• **Items from an interface collection**

※

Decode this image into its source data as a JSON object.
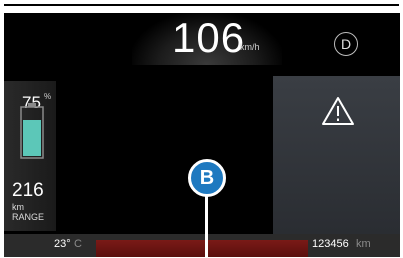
{
  "speedometer": {
    "value": "106",
    "unit": "km/h"
  },
  "gear": {
    "value": "D"
  },
  "battery": {
    "percent": "75",
    "percent_symbol": "%",
    "level": 0.75,
    "fill_color": "#5cc7b8"
  },
  "range": {
    "value": "216",
    "unit": "km",
    "label": "RANGE"
  },
  "warning": {
    "icon": "warning-triangle-icon"
  },
  "status": {
    "temperature_value": "23°",
    "temperature_unit": "C",
    "odometer_value": "123456",
    "odometer_unit": "km"
  },
  "callout": {
    "label": "B",
    "color": "#1e79c0"
  }
}
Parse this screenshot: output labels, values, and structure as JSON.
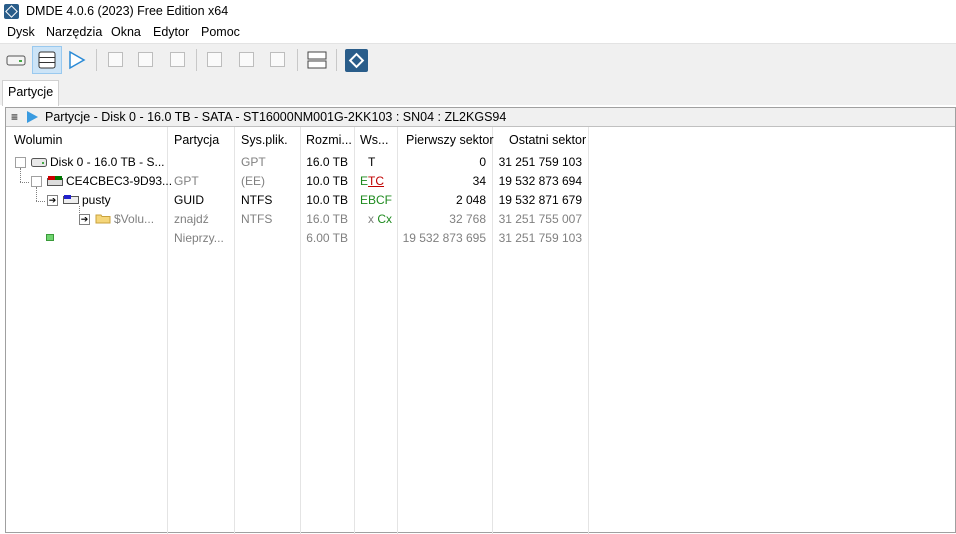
{
  "window": {
    "title": "DMDE 4.0.6 (2023) Free Edition x64"
  },
  "menu": [
    "Dysk",
    "Narzędzia",
    "Okna",
    "Edytor",
    "Pomoc"
  ],
  "tabs": [
    "Partycje"
  ],
  "panel": {
    "header": "Partycje - Disk 0 - 16.0 TB - SATA - ST16000NM001G-2KK103 : SN04 : ZL2KGS94"
  },
  "columns": [
    "Wolumin",
    "Partycja",
    "Sys.plik.",
    "Rozmi...",
    "Ws...",
    "Pierwszy sektor",
    "Ostatni sektor"
  ],
  "rows": [
    {
      "volume": "Disk 0 - 16.0 TB - S...",
      "partition": "",
      "fs": "GPT",
      "size": "16.0 TB",
      "flags_a": "T",
      "flags_b": "",
      "first": "0",
      "last": "31 251 759 103"
    },
    {
      "volume": "CE4CBEC3-9D93...",
      "partition": "GPT",
      "fs": "(EE)",
      "size": "10.0 TB",
      "flags_a": "E",
      "flags_b": "TC",
      "first": "34",
      "last": "19 532 873 694"
    },
    {
      "volume": "pusty",
      "partition": "GUID",
      "fs": "NTFS",
      "size": "10.0 TB",
      "flags_a": "EBCF",
      "flags_b": "",
      "first": "2 048",
      "last": "19 532 871 679"
    },
    {
      "volume": "$Volu...",
      "partition": "znajdź",
      "fs": "NTFS",
      "size": "16.0 TB",
      "flags_a": "x",
      "flags_b": "Cx",
      "first": "32 768",
      "last": "31 251 755 007"
    },
    {
      "volume": "",
      "partition": "Nieprzy...",
      "fs": "",
      "size": "6.00 TB",
      "flags_a": "",
      "flags_b": "",
      "first": "19 532 873 695",
      "last": "31 251 759 103"
    }
  ],
  "colors": {
    "accent": "#3a9be0",
    "active_button": "#cce4f7",
    "green_flag": "#1e8a1e",
    "red_flag": "#c00000"
  }
}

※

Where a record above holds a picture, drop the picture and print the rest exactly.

• **PROBLEM SOLUTION**
Decode this image into its source data as a JSON object.
{
  "speedometer": {
    "value": "106",
    "unit": "km/h"
  },
  "gear": {
    "value": "D"
  },
  "battery": {
    "percent": "75",
    "percent_symbol": "%",
    "level": 0.75,
    "fill_color": "#5cc7b8"
  },
  "range": {
    "value": "216",
    "unit": "km",
    "label": "RANGE"
  },
  "warning": {
    "icon": "warning-triangle-icon"
  },
  "status": {
    "temperature_value": "23°",
    "temperature_unit": "C",
    "odometer_value": "123456",
    "odometer_unit": "km"
  },
  "callout": {
    "label": "B",
    "color": "#1e79c0"
  }
}
Parse this screenshot: output labels, values, and structure as JSON.
{
  "window": {
    "title": "DMDE 4.0.6 (2023) Free Edition x64"
  },
  "menu": [
    "Dysk",
    "Narzędzia",
    "Okna",
    "Edytor",
    "Pomoc"
  ],
  "tabs": [
    "Partycje"
  ],
  "panel": {
    "header": "Partycje - Disk 0 - 16.0 TB - SATA - ST16000NM001G-2KK103 : SN04 : ZL2KGS94"
  },
  "columns": [
    "Wolumin",
    "Partycja",
    "Sys.plik.",
    "Rozmi...",
    "Ws...",
    "Pierwszy sektor",
    "Ostatni sektor"
  ],
  "rows": [
    {
      "volume": "Disk 0 - 16.0 TB - S...",
      "partition": "",
      "fs": "GPT",
      "size": "16.0 TB",
      "flags_a": "T",
      "flags_b": "",
      "first": "0",
      "last": "31 251 759 103"
    },
    {
      "volume": "CE4CBEC3-9D93...",
      "partition": "GPT",
      "fs": "(EE)",
      "size": "10.0 TB",
      "flags_a": "E",
      "flags_b": "TC",
      "first": "34",
      "last": "19 532 873 694"
    },
    {
      "volume": "pusty",
      "partition": "GUID",
      "fs": "NTFS",
      "size": "10.0 TB",
      "flags_a": "EBCF",
      "flags_b": "",
      "first": "2 048",
      "last": "19 532 871 679"
    },
    {
      "volume": "$Volu...",
      "partition": "znajdź",
      "fs": "NTFS",
      "size": "16.0 TB",
      "flags_a": "x",
      "flags_b": "Cx",
      "first": "32 768",
      "last": "31 251 755 007"
    },
    {
      "volume": "",
      "partition": "Nieprzy...",
      "fs": "",
      "size": "6.00 TB",
      "flags_a": "",
      "flags_b": "",
      "first": "19 532 873 695",
      "last": "31 251 759 103"
    }
  ],
  "colors": {
    "accent": "#3a9be0",
    "active_button": "#cce4f7",
    "green_flag": "#1e8a1e",
    "red_flag": "#c00000"
  }
}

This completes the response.